After finding itself in the glaring spotlight of 24-hour cable news reports--and the target of a furious social media outburst they helped inspire--little Durham, NC-based Chimerix ($CMRX) will evidently have no trouble finding the 20 patients it is recruiting for the pilot study of its antiviral that was used to defuse the situation. And it still isn't willing to provide its therapy under the FDA's "compassionate use" regulations.
Chimerix CEO Ken Moch tells FierceBiotech that as of Friday night, physicians had proposed 6 patients for the study, which is intended to develop into a Phase III trial. Brincidofovir is already in a Phase III study for patients at high risk of cytomegalovirus (CMV) infections. This new trial will add patients at risk of adenovirus infections. But aside from one more prospective pilot trial, that's going to max out its capacity.
"If historical patterns hold, as I presume they will, we have continued to receive many requests for the compassionate use of brincidofovir, for many different viruses and for many different indications," Moch wrote in an e-mail over the weekend, after I asked him if the company was still fielding appeals. "As in the past, we will sadly need to remain focused on our (now two) ongoing Phase III clinical trials. We are evaluating other potential indications for brincidofovir, and we do hope to launch at least one additional pilot trial in another indication during 2014."
The cable news shows arrived at Chimerix's doorsteps last week as word spread that the biotech had rejected a compassionate use request for its powerful, and experimental, antiviral brincidofovir for a dying 7-year-old named Josh Hardy, whose fight against cancer had left his immune system compromised and his life threatened by a common cold virus. Hardy's case became an overnight sensation. In the media circus that followed, company execs faced death threats and demands as a national audience was outraged by the company's defense: It couldn't afford to satisfy all the demands that it receives from desperate patients who believe that brincidofovir is their only hope of survival. But the pilot study announced Tuesday night allowed the company to declare that young Hardy would be the first patient treated on Wednesday morning.

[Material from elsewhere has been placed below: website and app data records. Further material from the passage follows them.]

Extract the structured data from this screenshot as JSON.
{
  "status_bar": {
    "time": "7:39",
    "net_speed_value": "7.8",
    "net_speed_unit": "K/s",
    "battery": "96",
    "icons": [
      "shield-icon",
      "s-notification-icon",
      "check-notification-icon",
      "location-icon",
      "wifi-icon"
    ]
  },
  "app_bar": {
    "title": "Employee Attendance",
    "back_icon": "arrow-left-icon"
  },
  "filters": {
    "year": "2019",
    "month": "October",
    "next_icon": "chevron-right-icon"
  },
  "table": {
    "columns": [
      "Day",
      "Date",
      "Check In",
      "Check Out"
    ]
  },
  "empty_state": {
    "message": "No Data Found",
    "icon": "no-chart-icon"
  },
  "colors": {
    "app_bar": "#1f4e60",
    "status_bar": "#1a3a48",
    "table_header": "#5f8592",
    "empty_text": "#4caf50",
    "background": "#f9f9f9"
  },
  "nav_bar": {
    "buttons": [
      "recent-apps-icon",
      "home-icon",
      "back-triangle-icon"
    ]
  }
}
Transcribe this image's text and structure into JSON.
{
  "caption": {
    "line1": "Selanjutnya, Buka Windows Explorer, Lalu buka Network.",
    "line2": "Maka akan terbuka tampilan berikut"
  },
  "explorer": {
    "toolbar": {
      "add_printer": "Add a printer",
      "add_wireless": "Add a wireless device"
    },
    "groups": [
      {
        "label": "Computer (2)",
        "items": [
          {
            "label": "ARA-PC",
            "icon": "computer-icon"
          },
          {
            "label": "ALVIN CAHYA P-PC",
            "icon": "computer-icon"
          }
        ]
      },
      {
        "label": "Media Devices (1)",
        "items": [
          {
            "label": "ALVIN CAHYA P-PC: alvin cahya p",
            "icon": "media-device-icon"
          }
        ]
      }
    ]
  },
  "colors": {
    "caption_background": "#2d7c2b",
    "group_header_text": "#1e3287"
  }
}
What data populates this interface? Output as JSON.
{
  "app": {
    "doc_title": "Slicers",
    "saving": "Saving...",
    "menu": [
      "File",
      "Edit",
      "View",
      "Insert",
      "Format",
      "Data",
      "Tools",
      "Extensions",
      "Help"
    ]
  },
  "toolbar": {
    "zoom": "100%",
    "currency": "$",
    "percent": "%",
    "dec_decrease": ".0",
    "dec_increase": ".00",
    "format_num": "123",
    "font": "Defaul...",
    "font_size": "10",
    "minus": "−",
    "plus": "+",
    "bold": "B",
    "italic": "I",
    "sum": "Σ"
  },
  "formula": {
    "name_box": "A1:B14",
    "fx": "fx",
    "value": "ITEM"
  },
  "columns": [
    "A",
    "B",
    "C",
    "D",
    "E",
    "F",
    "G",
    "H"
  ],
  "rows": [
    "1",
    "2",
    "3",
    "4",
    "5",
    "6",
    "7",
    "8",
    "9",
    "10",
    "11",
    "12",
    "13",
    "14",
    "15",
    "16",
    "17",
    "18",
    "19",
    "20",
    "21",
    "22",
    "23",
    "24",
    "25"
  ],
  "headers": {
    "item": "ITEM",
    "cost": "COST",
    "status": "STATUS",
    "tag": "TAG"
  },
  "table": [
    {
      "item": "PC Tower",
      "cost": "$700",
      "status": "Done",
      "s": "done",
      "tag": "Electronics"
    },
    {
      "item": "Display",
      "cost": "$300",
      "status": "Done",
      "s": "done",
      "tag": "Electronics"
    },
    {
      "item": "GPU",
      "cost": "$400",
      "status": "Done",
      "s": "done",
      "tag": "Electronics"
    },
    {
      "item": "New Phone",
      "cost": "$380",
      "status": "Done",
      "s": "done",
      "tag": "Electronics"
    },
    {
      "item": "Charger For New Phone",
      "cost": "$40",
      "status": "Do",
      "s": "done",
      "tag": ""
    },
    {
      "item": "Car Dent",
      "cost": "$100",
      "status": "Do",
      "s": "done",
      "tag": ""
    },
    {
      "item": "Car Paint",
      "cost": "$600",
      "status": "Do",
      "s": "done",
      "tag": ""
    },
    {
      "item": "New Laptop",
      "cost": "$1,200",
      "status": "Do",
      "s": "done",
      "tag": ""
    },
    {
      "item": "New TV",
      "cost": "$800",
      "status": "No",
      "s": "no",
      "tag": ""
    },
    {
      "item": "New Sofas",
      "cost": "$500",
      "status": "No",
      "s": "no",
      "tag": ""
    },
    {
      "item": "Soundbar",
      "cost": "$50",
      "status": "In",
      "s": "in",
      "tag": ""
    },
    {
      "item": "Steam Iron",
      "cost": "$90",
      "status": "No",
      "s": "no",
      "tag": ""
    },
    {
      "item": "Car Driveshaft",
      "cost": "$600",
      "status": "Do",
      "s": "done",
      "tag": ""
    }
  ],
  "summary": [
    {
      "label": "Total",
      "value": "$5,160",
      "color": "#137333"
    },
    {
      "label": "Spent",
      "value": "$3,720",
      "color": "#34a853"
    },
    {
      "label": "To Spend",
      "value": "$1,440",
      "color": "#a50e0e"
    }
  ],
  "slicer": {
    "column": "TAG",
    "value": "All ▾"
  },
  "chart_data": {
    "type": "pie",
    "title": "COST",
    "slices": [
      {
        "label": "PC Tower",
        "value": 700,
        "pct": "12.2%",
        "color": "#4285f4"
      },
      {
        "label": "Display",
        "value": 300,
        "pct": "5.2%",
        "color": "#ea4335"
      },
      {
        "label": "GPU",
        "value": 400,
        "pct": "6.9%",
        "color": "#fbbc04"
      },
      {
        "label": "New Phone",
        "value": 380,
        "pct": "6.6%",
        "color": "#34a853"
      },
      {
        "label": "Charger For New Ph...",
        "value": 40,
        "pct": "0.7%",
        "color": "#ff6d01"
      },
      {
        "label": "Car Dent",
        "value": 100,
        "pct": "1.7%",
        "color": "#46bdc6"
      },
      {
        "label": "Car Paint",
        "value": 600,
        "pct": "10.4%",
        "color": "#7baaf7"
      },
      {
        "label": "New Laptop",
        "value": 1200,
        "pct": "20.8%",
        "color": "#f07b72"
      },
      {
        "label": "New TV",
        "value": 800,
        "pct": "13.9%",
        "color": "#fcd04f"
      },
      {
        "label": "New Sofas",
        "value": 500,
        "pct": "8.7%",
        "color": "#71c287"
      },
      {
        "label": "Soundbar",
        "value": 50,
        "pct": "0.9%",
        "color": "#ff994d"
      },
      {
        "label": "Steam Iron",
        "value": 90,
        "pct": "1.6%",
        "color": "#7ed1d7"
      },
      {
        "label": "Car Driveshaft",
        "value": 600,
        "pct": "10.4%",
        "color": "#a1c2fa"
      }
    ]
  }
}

Pilot studies may not offer any kind of practical alternative to compassionate use programs--unless some other company finds itself facing another patient as winsome as Josh Hardy and media coverage spurs the same kind of visceral response from a mass audience. But there's no question that Chimerix ultimately emerged from the battleground last week with a clear win. The national media attention and the quick resolution pushed Chimerix's shares up 45% for the week as investors considered the potential of a therapy that could stir up this kind of demand. Addressing an unmet medical need is a mantra in the R&D world, and there's no question now that that is exactly where Chimerix is placing its bets.
Brincidofovir is a lipid-conjugated version of cidofovir--one of Gilead's ($GILD) antivirals--that's specifically designed to amp up the antiviral impact with a pill while sparing kidneys from a toxic threat. Its ability to get into cells more effectively than cidofovir has vastly improved its punch against all 5 DNA viral infections but has also raised questions whether it could prove a threat to all rapidly growing cells, including cells in the bone marrow. That's one of the issues that has clouded its rep as a potential "miracle" therapy--as explained in detail in a piece last week from Forbes.com--which is being closely watched in the clinical studies.
Chimerix launched a Phase III study of the drug in late 2013 among immunocompromised patients at high risk of developing CMV infections following a bone marrow transplant and is looking for a readout in mid-2015. As of the end of 2013 Chimerix had burned through close to $163 million to get its pipeline to this point, with a Merck ($MRK) collaboration underway for CMX157. BARDA has been helping to fund work on brincidofovir as a counterterrorism agent that could be used against a smallpox outbreak.
The controversy helped Chimerix seal its reputation as a closely watched biotech. But now every data point, as well as the experience of every patient, including young Hardy, will be put under a microscope. That may not always be an advantage. -- John Carroll, editor-in-chief (email | Twitter)